BEGIN Listed entries
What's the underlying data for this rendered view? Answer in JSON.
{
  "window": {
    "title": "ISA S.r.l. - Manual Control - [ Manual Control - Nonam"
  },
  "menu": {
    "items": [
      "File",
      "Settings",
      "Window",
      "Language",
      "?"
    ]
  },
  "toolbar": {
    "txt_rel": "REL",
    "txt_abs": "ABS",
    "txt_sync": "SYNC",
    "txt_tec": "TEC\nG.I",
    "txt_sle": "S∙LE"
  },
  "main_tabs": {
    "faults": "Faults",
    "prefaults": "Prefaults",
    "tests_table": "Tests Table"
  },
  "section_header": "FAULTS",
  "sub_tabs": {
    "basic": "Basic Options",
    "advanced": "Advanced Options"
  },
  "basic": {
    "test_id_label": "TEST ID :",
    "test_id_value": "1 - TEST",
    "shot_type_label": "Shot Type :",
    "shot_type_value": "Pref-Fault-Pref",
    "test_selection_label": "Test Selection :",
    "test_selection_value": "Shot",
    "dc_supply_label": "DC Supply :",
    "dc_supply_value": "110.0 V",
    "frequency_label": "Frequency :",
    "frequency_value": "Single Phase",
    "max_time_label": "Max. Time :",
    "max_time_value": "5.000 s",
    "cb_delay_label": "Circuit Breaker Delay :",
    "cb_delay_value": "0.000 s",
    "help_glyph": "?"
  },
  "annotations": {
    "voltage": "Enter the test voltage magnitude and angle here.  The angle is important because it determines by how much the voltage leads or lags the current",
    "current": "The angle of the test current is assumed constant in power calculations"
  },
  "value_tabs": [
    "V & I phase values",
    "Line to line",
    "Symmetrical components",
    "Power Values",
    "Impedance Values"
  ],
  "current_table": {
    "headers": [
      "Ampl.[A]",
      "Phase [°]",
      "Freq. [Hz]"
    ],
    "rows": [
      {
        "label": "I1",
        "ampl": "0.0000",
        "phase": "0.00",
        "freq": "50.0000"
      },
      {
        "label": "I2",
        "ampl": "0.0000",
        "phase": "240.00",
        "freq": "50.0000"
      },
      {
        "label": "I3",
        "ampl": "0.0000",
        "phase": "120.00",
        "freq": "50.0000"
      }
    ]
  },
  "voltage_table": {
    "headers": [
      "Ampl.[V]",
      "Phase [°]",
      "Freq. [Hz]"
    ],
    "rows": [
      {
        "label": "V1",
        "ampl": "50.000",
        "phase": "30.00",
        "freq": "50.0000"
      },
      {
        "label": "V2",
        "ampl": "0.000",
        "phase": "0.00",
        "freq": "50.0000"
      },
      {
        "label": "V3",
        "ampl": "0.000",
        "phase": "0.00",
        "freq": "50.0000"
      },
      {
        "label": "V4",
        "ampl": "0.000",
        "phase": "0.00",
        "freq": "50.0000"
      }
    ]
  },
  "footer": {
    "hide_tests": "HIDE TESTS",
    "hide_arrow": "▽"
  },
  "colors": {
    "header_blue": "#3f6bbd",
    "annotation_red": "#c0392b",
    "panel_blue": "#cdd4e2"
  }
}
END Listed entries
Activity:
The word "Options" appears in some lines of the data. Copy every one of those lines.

Exercise output:
    "basic": "Basic Options",
    "advanced": "Advanced Options"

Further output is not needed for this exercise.